Everyone who uses Outlook for email, take a deep breath. Outlook is changing.
New ways to get more done in Outlook.com, Office Blogs (May 21)
Microsoft is upgrading Outlook to Office 365. Changes will be introduced over the next few weeks. There will be much more function – Skype, file sharing, add ins etc. If you use Outlook, you might want to prepare yourself by watching the video.
Research by BlueNile into search practices shows an even split in the nature of queries, where half are fragments (or phrases – just 2 or 3 words) and the other half fully expressed queries. Another cut showed queries that were statements vs those that were done as questions. The study claimed to find that searchers have distinct approaches, but I think it’s more likely that searchers vary their approach depending on their knowledge and need.
Psychology of the Searcher Nathan Safran, BlueNile Research (Apr 28)
Jeremy Gottlieb gives some pointers on using search operators at Google for researching competitors in the SEO industry.
Competitor Research Using Search Operators | A Launch Point For Beginners, distilled (May 21)
- searching for keywords in the title – using intitle:
- limiting the search to a particular site – using site:
- limiting the search to part of the url – using inurl:
All are good, but you may run into problems with inurl. Repeated use of inurl: triggers Google’s anti-hacker system that will drive you crazy with captcha to prove you are human.
Front page, lead story in the Seattle Times – Bing no longer a search-engine blip, Matt Day (May 22). Microsoft claims that one in five searches in the U.S. on desktop computers is done through Bing. Actually, Bing has been gaining from Yahoo – and Yahoo had been using the Bing database. Also – many challenges remain. Bing has yet to break even, or make any inroad on mobile devices.
Of greatest interest: “Microsoft has integrated Bing’s underlying data-crunching technology into its other software, and plans to tie it closely to its upcoming Windows 10 operating system.”
Tweets showing in Google search results on mobile devices – desktop to come later.
The Google-Twitter Deal Goes Live, Giving Tweets Prominent Placement In Google’s Results, Danny Sullivan, Search Engine Land (May 19)
Google has changed ranking algorithms again. This should keep everyone on their toes.
The Quality Update: Google Confirms Changing How Quality Is Assessed, Resulting In Rankings Shake-Up, Barry Schwartz, Search Engine Land (May 19)
Sometimes searchers outside of the United States want google.com and not their country version. Here is a workaround in Chrome to provide the option to search Google.com. Could use a similar approach in Firefox.

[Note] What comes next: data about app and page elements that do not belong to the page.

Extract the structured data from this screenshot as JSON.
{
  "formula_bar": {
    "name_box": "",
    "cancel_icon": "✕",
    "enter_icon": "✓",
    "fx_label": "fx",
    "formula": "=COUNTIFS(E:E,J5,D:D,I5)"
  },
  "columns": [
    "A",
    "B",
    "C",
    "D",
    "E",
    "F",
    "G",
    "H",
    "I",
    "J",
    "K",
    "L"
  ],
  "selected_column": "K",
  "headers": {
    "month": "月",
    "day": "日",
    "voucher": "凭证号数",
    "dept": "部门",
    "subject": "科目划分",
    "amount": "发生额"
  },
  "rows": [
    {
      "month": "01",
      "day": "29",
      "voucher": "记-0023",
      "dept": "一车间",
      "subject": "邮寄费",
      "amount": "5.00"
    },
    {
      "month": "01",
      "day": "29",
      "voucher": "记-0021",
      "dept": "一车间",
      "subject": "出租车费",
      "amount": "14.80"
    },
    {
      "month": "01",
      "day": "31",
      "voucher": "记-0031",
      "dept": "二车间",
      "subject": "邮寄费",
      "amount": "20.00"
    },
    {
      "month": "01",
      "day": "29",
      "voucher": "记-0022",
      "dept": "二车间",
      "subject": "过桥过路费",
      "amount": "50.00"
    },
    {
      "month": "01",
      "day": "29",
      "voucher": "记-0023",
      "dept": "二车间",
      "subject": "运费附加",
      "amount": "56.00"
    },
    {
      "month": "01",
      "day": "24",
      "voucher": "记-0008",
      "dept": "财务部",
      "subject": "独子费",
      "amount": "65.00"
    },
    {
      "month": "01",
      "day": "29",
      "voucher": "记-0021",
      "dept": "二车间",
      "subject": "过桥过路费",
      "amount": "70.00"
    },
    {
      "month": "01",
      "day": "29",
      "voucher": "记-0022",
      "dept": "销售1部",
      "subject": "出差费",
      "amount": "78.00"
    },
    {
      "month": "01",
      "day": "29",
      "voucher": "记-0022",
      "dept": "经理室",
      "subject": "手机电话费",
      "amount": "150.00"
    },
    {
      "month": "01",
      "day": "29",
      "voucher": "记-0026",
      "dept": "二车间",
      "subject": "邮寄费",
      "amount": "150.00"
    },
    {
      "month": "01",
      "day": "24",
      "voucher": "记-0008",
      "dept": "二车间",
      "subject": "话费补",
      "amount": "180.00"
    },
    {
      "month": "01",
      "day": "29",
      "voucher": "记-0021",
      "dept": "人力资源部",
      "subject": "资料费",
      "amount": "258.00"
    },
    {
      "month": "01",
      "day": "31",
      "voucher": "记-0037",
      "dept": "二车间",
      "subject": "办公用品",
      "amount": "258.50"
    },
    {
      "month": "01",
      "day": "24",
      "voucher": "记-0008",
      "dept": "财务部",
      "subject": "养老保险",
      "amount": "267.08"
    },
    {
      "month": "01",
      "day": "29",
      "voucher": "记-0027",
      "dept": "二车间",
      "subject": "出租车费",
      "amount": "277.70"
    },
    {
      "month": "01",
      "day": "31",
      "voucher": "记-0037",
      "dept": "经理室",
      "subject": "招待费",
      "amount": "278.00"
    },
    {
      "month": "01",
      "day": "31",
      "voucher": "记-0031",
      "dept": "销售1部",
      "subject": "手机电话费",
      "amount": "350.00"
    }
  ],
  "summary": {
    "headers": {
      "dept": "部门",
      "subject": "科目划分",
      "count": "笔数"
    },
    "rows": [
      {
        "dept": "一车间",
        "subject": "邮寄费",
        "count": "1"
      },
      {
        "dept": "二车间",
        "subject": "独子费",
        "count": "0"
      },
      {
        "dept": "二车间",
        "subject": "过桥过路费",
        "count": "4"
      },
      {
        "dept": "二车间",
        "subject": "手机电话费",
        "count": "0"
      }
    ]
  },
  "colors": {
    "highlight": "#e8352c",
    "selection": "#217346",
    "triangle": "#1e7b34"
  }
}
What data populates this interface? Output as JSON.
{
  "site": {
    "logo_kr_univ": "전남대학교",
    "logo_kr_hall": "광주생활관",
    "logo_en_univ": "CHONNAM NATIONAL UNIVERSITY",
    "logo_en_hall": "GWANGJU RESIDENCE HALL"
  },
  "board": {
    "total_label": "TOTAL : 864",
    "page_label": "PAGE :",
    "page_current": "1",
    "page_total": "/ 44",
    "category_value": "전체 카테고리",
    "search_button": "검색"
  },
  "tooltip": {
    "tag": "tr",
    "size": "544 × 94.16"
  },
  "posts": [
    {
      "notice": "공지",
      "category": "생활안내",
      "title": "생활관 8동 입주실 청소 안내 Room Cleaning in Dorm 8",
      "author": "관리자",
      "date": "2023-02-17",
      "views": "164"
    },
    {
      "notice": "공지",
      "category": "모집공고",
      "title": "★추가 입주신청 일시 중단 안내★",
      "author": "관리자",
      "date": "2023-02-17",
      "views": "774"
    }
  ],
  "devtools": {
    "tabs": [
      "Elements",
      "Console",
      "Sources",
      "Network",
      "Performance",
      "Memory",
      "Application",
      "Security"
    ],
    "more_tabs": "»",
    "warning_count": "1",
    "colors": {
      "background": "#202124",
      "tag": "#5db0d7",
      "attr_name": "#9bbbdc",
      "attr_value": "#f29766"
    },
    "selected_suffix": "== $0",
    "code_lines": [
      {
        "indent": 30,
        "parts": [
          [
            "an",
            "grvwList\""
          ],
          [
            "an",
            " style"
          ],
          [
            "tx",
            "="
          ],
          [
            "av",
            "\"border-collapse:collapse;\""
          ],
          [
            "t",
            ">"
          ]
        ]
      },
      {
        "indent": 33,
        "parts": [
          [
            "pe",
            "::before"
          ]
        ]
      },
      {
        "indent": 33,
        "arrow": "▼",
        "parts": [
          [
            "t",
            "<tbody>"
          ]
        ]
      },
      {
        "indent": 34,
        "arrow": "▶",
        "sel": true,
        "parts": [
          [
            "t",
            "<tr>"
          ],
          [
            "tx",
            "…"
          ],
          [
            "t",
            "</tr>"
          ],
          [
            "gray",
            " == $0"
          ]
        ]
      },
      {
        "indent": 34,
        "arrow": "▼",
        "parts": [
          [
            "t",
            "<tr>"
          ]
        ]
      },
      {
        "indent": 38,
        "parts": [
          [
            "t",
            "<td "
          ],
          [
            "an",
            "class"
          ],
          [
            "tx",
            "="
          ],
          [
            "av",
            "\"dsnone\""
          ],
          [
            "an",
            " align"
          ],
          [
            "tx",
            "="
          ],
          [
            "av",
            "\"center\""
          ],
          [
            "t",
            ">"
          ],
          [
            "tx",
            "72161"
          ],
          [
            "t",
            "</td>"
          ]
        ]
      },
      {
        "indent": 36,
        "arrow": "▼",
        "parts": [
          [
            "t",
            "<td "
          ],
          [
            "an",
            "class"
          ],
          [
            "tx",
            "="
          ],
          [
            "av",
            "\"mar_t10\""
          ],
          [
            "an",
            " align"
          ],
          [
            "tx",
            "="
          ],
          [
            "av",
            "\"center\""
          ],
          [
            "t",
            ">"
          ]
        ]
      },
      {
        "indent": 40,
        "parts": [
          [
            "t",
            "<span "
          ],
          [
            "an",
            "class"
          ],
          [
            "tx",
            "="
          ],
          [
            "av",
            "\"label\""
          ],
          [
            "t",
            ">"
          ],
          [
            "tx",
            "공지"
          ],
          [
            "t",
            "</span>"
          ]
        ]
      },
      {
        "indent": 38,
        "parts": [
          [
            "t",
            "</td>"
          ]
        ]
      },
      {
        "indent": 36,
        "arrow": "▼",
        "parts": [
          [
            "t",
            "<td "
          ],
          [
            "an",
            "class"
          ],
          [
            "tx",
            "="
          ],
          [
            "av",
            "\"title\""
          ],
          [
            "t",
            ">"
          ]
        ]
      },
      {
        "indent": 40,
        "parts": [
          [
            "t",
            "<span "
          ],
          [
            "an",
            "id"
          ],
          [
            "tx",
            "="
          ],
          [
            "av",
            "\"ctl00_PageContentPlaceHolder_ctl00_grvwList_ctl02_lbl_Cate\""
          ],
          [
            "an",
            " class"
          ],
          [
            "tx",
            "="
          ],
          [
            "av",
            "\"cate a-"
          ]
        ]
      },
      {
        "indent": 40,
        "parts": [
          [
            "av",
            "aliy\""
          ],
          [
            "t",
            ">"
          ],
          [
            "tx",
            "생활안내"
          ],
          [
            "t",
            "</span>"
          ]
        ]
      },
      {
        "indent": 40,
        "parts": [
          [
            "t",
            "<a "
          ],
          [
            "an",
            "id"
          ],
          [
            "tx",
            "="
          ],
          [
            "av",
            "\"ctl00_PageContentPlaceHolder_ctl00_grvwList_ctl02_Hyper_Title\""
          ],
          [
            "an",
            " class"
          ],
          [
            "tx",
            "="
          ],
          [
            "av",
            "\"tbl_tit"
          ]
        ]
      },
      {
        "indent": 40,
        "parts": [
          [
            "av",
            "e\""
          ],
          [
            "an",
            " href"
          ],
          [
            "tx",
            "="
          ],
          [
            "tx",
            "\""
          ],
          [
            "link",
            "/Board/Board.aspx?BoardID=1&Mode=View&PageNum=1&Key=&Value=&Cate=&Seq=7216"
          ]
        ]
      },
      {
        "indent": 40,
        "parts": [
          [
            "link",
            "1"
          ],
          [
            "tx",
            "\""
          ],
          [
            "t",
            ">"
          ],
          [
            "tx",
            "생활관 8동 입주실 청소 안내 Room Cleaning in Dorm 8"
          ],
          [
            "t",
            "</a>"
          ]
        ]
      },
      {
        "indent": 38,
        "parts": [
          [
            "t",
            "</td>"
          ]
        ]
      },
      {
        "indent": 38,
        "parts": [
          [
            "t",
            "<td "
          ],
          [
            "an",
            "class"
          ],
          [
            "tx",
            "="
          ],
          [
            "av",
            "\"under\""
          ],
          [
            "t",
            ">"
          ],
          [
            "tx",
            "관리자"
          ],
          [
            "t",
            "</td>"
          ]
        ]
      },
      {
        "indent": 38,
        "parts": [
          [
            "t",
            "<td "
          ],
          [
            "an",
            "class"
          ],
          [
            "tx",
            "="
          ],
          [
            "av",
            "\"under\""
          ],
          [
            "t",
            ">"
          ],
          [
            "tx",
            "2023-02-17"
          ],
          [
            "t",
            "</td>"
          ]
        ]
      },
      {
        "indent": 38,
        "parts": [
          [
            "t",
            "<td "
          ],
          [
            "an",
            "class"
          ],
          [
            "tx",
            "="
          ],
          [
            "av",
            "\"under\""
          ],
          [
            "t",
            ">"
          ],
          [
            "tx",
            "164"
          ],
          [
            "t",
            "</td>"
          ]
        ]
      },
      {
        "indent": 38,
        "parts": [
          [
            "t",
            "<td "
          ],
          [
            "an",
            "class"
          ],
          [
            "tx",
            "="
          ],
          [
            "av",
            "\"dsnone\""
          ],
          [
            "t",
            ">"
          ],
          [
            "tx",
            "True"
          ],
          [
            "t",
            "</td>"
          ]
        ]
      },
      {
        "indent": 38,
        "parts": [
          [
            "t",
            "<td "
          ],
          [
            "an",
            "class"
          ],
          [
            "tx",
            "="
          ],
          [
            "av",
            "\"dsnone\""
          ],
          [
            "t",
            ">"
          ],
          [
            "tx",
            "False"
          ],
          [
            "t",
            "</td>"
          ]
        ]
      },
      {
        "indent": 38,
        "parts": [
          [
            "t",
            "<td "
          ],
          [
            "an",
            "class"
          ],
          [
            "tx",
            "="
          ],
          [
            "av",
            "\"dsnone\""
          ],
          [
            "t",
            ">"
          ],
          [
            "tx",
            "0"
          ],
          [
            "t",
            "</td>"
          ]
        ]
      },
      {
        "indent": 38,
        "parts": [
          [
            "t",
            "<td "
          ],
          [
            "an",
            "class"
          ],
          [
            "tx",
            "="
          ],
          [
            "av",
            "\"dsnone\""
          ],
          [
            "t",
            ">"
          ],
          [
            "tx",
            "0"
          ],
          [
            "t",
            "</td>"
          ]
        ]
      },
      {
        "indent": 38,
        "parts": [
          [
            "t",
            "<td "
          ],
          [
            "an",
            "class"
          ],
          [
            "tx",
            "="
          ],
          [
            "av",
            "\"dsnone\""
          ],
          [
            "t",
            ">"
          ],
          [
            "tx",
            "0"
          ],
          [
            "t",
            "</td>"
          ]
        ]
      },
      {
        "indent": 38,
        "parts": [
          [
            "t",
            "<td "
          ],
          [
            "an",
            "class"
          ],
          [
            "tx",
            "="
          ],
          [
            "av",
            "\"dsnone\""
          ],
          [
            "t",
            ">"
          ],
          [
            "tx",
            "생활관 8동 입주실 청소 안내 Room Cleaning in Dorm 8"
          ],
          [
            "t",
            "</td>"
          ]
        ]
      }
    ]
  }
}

How to Force Google Chrome to Use Google.com Instead of Country Specific Version, Jennifer Slegg, TheSEMPost (May 19)
GeneaBloggers, a generalogy research weblog, reported on New Genealogy Search Engine: Top 100 Genealogy Sites Mega-Search.
This metasearch engine created by Many Roads (http://www.many-roads.com/tips-opinions-pointers/top-100-genealogy-sites-mega-search-engines/) is a Google Custom Search set up to access the 100 genealogy websites identified by GenealogyInTime. Sites are listed on that page. Also, check “usage tips and guide”.
This is fun – Pinterest collection for the Digital Public Library of America (DPLA). Just eight categories but this will surely fill out.
Canadiana.org has been expanding its digital collection. Canadiana.org works with a coalition of Canadian libraries, museums and archives to preserve “Canada’s documentary heritage”.
Canadiana.org Creates Online Treasure Trove of Historical Documents – Canada’s History Comes Online. CNW (May 11) [Press Release}
“Chronicling the people and institutions that shaped Canadian history from the 1600s to the mid-1900s, the digital collection is already of major value for researchers. The majority is available free of charge: from school children, their teachers, family historians, and genealogists, to scholars in a wide variety of fields. Other content is available at a nominal fee, to help defray the hefty preservation costs.”